Exercise details
Show each line of the records in which the word "Testcollection" occurs.

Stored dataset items
════════════════

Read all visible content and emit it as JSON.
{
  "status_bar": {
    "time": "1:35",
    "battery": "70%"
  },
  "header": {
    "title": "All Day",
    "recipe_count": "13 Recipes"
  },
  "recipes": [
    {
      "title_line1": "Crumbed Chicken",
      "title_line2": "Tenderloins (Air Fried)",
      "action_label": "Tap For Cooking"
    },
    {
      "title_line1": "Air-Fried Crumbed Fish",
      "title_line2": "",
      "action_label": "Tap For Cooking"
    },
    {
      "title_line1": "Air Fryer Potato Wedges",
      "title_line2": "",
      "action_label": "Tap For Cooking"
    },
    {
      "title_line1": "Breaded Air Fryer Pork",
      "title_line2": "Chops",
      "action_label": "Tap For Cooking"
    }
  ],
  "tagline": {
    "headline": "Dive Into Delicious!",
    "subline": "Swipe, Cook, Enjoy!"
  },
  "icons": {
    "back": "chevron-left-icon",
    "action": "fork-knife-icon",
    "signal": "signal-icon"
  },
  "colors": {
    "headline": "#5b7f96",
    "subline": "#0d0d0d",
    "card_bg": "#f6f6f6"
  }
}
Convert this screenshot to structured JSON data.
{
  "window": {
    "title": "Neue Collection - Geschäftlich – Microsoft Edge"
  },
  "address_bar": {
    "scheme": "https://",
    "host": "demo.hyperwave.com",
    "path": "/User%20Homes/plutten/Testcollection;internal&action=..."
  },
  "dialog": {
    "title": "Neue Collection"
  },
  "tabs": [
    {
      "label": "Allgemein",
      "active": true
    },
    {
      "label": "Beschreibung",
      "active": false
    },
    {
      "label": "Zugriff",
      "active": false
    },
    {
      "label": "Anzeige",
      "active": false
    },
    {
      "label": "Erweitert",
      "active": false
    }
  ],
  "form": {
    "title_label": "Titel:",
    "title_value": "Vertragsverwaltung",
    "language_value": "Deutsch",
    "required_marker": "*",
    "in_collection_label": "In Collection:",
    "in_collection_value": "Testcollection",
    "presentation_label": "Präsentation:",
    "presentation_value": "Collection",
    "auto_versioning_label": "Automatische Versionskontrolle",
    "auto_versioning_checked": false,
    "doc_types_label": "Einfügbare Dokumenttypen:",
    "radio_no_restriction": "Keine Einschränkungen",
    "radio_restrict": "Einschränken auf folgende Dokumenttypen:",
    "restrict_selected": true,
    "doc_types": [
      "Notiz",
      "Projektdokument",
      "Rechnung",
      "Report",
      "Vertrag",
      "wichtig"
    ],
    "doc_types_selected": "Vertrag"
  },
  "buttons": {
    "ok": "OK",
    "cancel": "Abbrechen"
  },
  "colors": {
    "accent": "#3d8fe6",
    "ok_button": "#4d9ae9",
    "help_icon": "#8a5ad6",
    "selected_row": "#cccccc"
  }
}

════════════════

Solution
    "path": "/User%20Homes/plutten/Testcollection;internal&action=..."
    "in_collection_value": "Testcollection",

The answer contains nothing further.